In released internal email exchange between EMS workers days after the accident, they wrote that roughly one-third of all incidents transmitted from I/CAD were either lost or transmitted without complete addresses.
One of the emails was sent by Lt. Carl Nunziata, an overnight shift boss who was contracting Clara Muprhy, head of computer programming for EMS.
He wrote, “Why are these jobs coming in this way and what are we supposed to do with these type of jobs?”
The new system is responsible for processing and sending out roughly 3,000 emergency crews a day.
“We need to know when they call 911, help is on the way,” said Councilwoman Elizabeth Crowley. “There are serious concerns about the city’s 911 upgrade, and New Yorkers deserve the truth about the system and how the administration is working to improve it.”

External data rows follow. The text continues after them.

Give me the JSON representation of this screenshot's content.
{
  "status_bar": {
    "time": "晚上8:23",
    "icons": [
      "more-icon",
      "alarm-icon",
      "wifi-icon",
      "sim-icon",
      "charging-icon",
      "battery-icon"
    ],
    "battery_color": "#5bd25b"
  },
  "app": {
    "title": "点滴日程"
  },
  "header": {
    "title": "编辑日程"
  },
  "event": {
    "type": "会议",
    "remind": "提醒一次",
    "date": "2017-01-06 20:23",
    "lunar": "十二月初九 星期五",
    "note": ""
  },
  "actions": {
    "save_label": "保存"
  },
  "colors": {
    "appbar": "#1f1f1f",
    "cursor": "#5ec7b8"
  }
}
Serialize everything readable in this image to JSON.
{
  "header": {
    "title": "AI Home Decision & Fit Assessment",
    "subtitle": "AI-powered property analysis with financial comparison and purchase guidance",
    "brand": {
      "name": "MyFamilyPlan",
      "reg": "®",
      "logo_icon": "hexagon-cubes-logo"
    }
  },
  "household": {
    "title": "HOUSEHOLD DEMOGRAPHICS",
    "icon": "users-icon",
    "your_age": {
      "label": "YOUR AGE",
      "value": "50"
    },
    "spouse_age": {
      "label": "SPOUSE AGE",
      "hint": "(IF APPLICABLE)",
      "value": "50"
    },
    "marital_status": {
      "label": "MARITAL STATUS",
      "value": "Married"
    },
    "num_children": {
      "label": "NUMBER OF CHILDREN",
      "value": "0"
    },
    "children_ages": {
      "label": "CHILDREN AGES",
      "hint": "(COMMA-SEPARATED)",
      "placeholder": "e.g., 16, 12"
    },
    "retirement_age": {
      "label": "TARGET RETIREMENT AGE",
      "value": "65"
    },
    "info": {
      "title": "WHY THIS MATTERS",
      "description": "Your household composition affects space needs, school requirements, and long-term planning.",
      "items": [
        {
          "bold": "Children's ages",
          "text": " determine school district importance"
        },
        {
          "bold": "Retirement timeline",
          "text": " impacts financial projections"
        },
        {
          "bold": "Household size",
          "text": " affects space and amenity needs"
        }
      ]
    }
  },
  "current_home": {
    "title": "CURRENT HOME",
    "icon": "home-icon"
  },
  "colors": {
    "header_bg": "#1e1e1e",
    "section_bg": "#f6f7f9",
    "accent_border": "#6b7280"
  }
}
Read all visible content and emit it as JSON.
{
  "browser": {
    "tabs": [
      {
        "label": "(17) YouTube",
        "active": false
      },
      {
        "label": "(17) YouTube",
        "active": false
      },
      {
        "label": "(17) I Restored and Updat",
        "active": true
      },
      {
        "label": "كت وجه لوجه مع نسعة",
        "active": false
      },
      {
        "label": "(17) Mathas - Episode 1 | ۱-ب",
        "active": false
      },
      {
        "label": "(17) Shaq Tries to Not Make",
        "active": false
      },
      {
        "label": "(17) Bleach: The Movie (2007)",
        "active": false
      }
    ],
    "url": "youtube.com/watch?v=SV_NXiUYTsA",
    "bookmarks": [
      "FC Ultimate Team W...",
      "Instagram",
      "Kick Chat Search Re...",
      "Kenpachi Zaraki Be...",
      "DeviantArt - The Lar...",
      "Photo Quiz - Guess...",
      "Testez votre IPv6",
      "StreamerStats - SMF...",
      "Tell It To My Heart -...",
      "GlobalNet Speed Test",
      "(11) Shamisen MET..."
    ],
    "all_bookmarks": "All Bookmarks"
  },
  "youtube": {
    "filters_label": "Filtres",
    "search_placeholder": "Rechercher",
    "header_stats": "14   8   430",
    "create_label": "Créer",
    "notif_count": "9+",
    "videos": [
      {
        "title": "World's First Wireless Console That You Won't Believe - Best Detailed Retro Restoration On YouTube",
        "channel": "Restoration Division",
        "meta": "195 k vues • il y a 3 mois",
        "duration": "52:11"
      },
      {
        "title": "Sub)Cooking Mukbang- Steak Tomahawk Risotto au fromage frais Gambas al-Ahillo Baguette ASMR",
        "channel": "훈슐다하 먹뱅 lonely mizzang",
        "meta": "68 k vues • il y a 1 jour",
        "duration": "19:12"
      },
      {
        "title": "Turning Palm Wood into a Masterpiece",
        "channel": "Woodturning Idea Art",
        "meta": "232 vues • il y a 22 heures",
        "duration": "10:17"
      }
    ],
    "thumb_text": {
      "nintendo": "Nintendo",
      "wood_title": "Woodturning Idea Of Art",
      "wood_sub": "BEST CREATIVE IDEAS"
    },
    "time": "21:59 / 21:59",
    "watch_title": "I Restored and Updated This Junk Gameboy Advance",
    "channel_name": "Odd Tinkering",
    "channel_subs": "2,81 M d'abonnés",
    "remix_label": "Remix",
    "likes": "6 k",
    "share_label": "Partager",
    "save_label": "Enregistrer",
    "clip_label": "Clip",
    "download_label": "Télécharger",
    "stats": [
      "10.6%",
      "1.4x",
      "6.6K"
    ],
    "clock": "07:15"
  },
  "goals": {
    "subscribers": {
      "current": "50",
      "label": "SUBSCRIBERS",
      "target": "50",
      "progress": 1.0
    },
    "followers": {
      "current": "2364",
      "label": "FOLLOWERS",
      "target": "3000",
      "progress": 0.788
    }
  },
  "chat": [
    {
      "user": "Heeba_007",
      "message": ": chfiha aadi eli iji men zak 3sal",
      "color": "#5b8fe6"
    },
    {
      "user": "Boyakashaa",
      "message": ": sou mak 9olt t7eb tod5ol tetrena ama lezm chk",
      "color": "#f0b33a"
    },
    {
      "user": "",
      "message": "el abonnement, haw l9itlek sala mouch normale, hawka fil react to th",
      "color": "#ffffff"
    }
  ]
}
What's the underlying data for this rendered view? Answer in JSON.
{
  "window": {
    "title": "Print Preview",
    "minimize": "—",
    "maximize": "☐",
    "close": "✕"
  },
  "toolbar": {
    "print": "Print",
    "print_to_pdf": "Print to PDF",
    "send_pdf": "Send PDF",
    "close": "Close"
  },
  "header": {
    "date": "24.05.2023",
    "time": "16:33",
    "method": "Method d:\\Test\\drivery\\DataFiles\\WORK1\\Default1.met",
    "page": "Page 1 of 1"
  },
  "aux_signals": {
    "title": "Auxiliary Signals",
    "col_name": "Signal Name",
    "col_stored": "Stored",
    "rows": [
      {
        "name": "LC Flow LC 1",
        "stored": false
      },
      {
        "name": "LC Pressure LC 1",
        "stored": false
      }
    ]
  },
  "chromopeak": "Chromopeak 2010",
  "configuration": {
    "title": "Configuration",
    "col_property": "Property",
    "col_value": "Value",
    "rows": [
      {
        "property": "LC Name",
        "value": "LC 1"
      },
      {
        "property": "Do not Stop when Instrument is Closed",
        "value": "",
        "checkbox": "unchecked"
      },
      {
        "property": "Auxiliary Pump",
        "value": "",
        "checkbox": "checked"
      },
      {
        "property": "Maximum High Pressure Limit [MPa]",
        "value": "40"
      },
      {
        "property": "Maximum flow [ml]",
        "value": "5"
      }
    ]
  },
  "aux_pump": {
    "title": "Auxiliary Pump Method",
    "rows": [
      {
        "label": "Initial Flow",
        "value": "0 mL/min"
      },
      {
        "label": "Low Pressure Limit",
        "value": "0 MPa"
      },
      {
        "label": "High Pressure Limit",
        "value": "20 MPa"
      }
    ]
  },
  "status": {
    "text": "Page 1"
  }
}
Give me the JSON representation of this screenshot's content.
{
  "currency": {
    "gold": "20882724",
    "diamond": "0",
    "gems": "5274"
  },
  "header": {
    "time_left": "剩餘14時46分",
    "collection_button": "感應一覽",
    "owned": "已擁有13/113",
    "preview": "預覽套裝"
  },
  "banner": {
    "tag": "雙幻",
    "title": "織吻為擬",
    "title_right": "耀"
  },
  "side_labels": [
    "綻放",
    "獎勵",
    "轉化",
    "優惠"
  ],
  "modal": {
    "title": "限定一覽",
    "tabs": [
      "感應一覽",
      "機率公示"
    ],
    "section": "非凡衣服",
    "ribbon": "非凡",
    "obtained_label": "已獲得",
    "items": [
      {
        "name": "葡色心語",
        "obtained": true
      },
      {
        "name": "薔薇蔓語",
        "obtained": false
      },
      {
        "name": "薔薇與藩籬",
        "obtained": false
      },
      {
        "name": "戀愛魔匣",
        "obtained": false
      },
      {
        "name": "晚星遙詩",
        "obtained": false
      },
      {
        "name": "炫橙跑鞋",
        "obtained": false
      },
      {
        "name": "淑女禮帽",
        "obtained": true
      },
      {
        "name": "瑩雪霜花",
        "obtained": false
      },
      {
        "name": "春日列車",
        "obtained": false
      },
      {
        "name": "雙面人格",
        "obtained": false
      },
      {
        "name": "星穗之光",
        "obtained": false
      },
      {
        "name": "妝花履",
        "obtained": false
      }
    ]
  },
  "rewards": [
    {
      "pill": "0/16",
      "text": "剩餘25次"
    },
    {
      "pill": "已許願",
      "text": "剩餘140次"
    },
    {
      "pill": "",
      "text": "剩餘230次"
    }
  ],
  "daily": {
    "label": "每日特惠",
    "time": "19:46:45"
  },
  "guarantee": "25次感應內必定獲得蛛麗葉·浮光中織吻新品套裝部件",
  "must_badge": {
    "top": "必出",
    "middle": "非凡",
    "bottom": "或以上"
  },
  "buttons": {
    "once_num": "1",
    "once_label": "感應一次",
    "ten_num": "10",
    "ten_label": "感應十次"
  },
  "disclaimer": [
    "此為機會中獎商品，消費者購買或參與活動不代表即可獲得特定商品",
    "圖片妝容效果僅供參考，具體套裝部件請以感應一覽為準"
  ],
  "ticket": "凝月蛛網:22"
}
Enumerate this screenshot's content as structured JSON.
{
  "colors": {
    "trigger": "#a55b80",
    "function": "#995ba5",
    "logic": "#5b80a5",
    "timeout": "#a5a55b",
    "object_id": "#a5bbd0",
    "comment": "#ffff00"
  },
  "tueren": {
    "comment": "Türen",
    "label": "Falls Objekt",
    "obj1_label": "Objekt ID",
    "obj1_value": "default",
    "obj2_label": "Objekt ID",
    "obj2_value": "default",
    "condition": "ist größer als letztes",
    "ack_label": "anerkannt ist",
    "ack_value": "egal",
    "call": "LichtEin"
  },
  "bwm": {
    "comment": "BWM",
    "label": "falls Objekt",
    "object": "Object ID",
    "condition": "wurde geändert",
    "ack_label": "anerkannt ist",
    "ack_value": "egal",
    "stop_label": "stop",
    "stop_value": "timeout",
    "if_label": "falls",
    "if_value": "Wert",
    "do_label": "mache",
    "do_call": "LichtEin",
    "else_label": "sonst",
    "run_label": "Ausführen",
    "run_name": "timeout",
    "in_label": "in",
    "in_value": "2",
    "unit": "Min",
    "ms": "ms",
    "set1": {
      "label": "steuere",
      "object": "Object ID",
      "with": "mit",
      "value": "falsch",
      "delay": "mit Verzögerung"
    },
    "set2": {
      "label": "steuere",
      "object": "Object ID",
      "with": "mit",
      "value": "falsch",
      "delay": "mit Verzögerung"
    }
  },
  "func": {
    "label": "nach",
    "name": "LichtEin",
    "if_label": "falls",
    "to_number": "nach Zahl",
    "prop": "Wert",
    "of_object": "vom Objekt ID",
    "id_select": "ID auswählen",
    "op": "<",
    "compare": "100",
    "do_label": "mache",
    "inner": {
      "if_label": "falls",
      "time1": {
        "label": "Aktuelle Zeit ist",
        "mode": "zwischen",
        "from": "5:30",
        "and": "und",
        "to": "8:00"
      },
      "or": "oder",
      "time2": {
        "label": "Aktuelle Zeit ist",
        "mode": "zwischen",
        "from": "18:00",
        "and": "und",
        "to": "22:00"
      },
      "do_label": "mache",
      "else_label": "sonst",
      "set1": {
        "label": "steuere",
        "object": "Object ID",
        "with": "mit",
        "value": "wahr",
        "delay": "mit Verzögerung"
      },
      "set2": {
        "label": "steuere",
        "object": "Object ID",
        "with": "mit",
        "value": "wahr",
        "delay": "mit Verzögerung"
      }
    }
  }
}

Crowley sent a letter to Deputy Mayor Cas Holloway requesting a face-to-face meeting with him to discuss the issue.
Following Susperstorm Sandy, Crowley grilled Holloway about incidents where emergency crews were sent to the wrong addresses. Holloway responded that the system is functional, however it became inundated with phone calls making it difficult to keep track of the information.
Mayor Michael Bloomberg has also been an advocate of the system, claiming that while it has “bugs” it works.
“We need to get to the bottom of this immediately,” said Public Advocate Bill de Blasio after the emails were mad public. “City Hall, NYPD and the FDNY have denied problems every step of the way, and we cannot expect their own investigation to unearth truth.”